#### Supplied records

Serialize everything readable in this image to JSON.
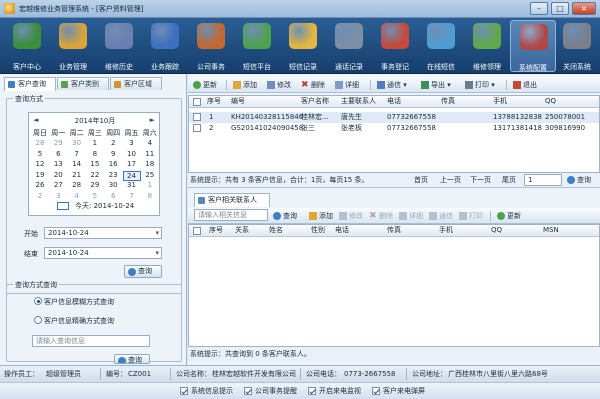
{
  "window": {
    "title": "宏越维修业务管理系统 - [客户资料管理]",
    "btn_min": "–",
    "btn_max": "□",
    "btn_close": "×"
  },
  "toolbar": {
    "items": [
      {
        "label": "客户中心",
        "icon": "customer-center-icon",
        "color": "#3b8f3a"
      },
      {
        "label": "业务管理",
        "icon": "business-icon",
        "color": "#d9a43a"
      },
      {
        "label": "维修历史",
        "icon": "history-icon",
        "color": "#6b7fb2"
      },
      {
        "label": "业务跟踪",
        "icon": "tracking-icon",
        "color": "#3d6fc2"
      },
      {
        "label": "公司事务",
        "icon": "affairs-icon",
        "color": "#c4682f"
      },
      {
        "label": "短信平台",
        "icon": "sms-icon",
        "color": "#4ea24e"
      },
      {
        "label": "短信记录",
        "icon": "sms-record-icon",
        "color": "#e3b640"
      },
      {
        "label": "通话记录",
        "icon": "phone-icon",
        "color": "#7d8fa6"
      },
      {
        "label": "事务登记",
        "icon": "register-icon",
        "color": "#c64a3c"
      },
      {
        "label": "在线短信",
        "icon": "online-sms-icon",
        "color": "#4e9ed4"
      },
      {
        "label": "维修领理",
        "icon": "repair-icon",
        "color": "#61a84a"
      },
      {
        "label": "系统配置",
        "icon": "config-icon",
        "color": "#b04848"
      },
      {
        "label": "关闭系统",
        "icon": "close-system-icon",
        "color": "#7b7f8a"
      }
    ]
  },
  "left": {
    "tabs": [
      "客户查询",
      "客户类别",
      "客户区域"
    ],
    "query_group": "查询方式",
    "calendar": {
      "header": "2014年10月",
      "prev": "◄",
      "next": "►",
      "weekdays": [
        "周日",
        "周一",
        "周二",
        "周三",
        "周四",
        "周五",
        "周六"
      ],
      "rows": [
        [
          "28",
          "29",
          "30",
          "1",
          "2",
          "3",
          "4"
        ],
        [
          "5",
          "6",
          "7",
          "8",
          "9",
          "10",
          "11"
        ],
        [
          "12",
          "13",
          "14",
          "15",
          "16",
          "17",
          "18"
        ],
        [
          "19",
          "20",
          "21",
          "22",
          "23",
          "24",
          "25"
        ],
        [
          "26",
          "27",
          "28",
          "29",
          "30",
          "31",
          "1"
        ],
        [
          "2",
          "3",
          "4",
          "5",
          "6",
          "7",
          "8"
        ]
      ],
      "today": "今天: 2014-10-24"
    },
    "start_label": "开始",
    "start_value": "2014-10-24",
    "end_label": "结束",
    "end_value": "2014-10-24",
    "search_btn": "查询",
    "query_group2": "查询方式查询",
    "radio1": "客户信息模糊方式查询",
    "radio2": "客户信息精确方式查询",
    "input_placeholder": "请输入查询信息",
    "search_btn2": "查询"
  },
  "main": {
    "tb": [
      "更新",
      "添加",
      "修改",
      "删除",
      "详细",
      "通信",
      "导出",
      "打印",
      "退出"
    ],
    "columns": [
      "序号",
      "编号",
      "客户名称",
      "主要联系人",
      "电话",
      "传真",
      "手机",
      "QQ"
    ],
    "rows": [
      {
        "no": "1",
        "code": "KH20140328115846",
        "name": "桂林宏...",
        "contact": "唐先生",
        "phone": "07732667558",
        "fax": "",
        "mobile": "13788132838",
        "qq": "250078001"
      },
      {
        "no": "2",
        "code": "GS20141024090458",
        "name": "张三",
        "contact": "张老板",
        "phone": "07732667558",
        "fax": "",
        "mobile": "13171381418",
        "qq": "309816990"
      }
    ],
    "hint": "系统提示：共有 3 条客户信息，合计：1页，每页15 条。",
    "pager": {
      "first": "首页",
      "prev": "上一页",
      "next": "下一页",
      "last": "尾页",
      "page": "1",
      "go": "查询"
    },
    "sub_tab": "客户相关联系人",
    "sub_input": "请输入相关信息",
    "sub_tb": [
      "查询",
      "添加",
      "修改",
      "删除",
      "详细",
      "通信",
      "打印",
      "更新"
    ],
    "sub_columns": [
      "序号",
      "关系",
      "姓名",
      "性别",
      "电话",
      "传真",
      "手机",
      "QQ",
      "MSN"
    ],
    "sub_hint": "系统提示：共查询到 0 条客户联系人。"
  },
  "status": {
    "operator_label": "操作员工：",
    "operator": "超级管理员",
    "number_label": "编号：",
    "number": "CZ001",
    "company_label": "公司名称：",
    "company": "桂林宏越软件开发有限公司",
    "tel_label": "公司电话：",
    "tel": "0773-2667558",
    "addr_label": "公司地址：",
    "addr": "广西桂林市八里街八里六路68号"
  },
  "status2": {
    "c1": "系统信息提示",
    "c2": "公司事务提醒",
    "c3": "开启来电监视",
    "c4": "客户来电弹屏"
  }
}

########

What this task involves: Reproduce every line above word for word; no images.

Answer to the problem:
Serialize everything readable in this image to JSON.
{
  "window": {
    "title": "宏越维修业务管理系统 - [客户资料管理]",
    "btn_min": "–",
    "btn_max": "□",
    "btn_close": "×"
  },
  "toolbar": {
    "items": [
      {
        "label": "客户中心",
        "icon": "customer-center-icon",
        "color": "#3b8f3a"
      },
      {
        "label": "业务管理",
        "icon": "business-icon",
        "color": "#d9a43a"
      },
      {
        "label": "维修历史",
        "icon": "history-icon",
        "color": "#6b7fb2"
      },
      {
        "label": "业务跟踪",
        "icon": "tracking-icon",
        "color": "#3d6fc2"
      },
      {
        "label": "公司事务",
        "icon": "affairs-icon",
        "color": "#c4682f"
      },
      {
        "label": "短信平台",
        "icon": "sms-icon",
        "color": "#4ea24e"
      },
      {
        "label": "短信记录",
        "icon": "sms-record-icon",
        "color": "#e3b640"
      },
      {
        "label": "通话记录",
        "icon": "phone-icon",
        "color": "#7d8fa6"
      },
      {
        "label": "事务登记",
        "icon": "register-icon",
        "color": "#c64a3c"
      },
      {
        "label": "在线短信",
        "icon": "online-sms-icon",
        "color": "#4e9ed4"
      },
      {
        "label": "维修领理",
        "icon": "repair-icon",
        "color": "#61a84a"
      },
      {
        "label": "系统配置",
        "icon": "config-icon",
        "color": "#b04848"
      },
      {
        "label": "关闭系统",
        "icon": "close-system-icon",
        "color": "#7b7f8a"
      }
    ]
  },
  "left": {
    "tabs": [
      "客户查询",
      "客户类别",
      "客户区域"
    ],
    "query_group": "查询方式",
    "calendar": {
      "header": "2014年10月",
      "prev": "◄",
      "next": "►",
      "weekdays": [
        "周日",
        "周一",
        "周二",
        "周三",
        "周四",
        "周五",
        "周六"
      ],
      "rows": [
        [
          "28",
          "29",
          "30",
          "1",
          "2",
          "3",
          "4"
        ],
        [
          "5",
          "6",
          "7",
          "8",
          "9",
          "10",
          "11"
        ],
        [
          "12",
          "13",
          "14",
          "15",
          "16",
          "17",
          "18"
        ],
        [
          "19",
          "20",
          "21",
          "22",
          "23",
          "24",
          "25"
        ],
        [
          "26",
          "27",
          "28",
          "29",
          "30",
          "31",
          "1"
        ],
        [
          "2",
          "3",
          "4",
          "5",
          "6",
          "7",
          "8"
        ]
      ],
      "today": "今天: 2014-10-24"
    },
    "start_label": "开始",
    "start_value": "2014-10-24",
    "end_label": "结束",
    "end_value": "2014-10-24",
    "search_btn": "查询",
    "query_group2": "查询方式查询",
    "radio1": "客户信息模糊方式查询",
    "radio2": "客户信息精确方式查询",
    "input_placeholder": "请输入查询信息",
    "search_btn2": "查询"
  },
  "main": {
    "tb": [
      "更新",
      "添加",
      "修改",
      "删除",
      "详细",
      "通信",
      "导出",
      "打印",
      "退出"
    ],
    "columns": [
      "序号",
      "编号",
      "客户名称",
      "主要联系人",
      "电话",
      "传真",
      "手机",
      "QQ"
    ],
    "rows": [
      {
        "no": "1",
        "code": "KH20140328115846",
        "name": "桂林宏...",
        "contact": "唐先生",
        "phone": "07732667558",
        "fax": "",
        "mobile": "13788132838",
        "qq": "250078001"
      },
      {
        "no": "2",
        "code": "GS20141024090458",
        "name": "张三",
        "contact": "张老板",
        "phone": "07732667558",
        "fax": "",
        "mobile": "13171381418",
        "qq": "309816990"
      }
    ],
    "hint": "系统提示：共有 3 条客户信息，合计：1页，每页15 条。",
    "pager": {
      "first": "首页",
      "prev": "上一页",
      "next": "下一页",
      "last": "尾页",
      "page": "1",
      "go": "查询"
    },
    "sub_tab": "客户相关联系人",
    "sub_input": "请输入相关信息",
    "sub_tb": [
      "查询",
      "添加",
      "修改",
      "删除",
      "详细",
      "通信",
      "打印",
      "更新"
    ],
    "sub_columns": [
      "序号",
      "关系",
      "姓名",
      "性别",
      "电话",
      "传真",
      "手机",
      "QQ",
      "MSN"
    ],
    "sub_hint": "系统提示：共查询到 0 条客户联系人。"
  },
  "status": {
    "operator_label": "操作员工：",
    "operator": "超级管理员",
    "number_label": "编号：",
    "number": "CZ001",
    "company_label": "公司名称：",
    "company": "桂林宏越软件开发有限公司",
    "tel_label": "公司电话：",
    "tel": "0773-2667558",
    "addr_label": "公司地址：",
    "addr": "广西桂林市八里街八里六路68号"
  },
  "status2": {
    "c1": "系统信息提示",
    "c2": "公司事务提醒",
    "c3": "开启来电监视",
    "c4": "客户来电弹屏"
  }
}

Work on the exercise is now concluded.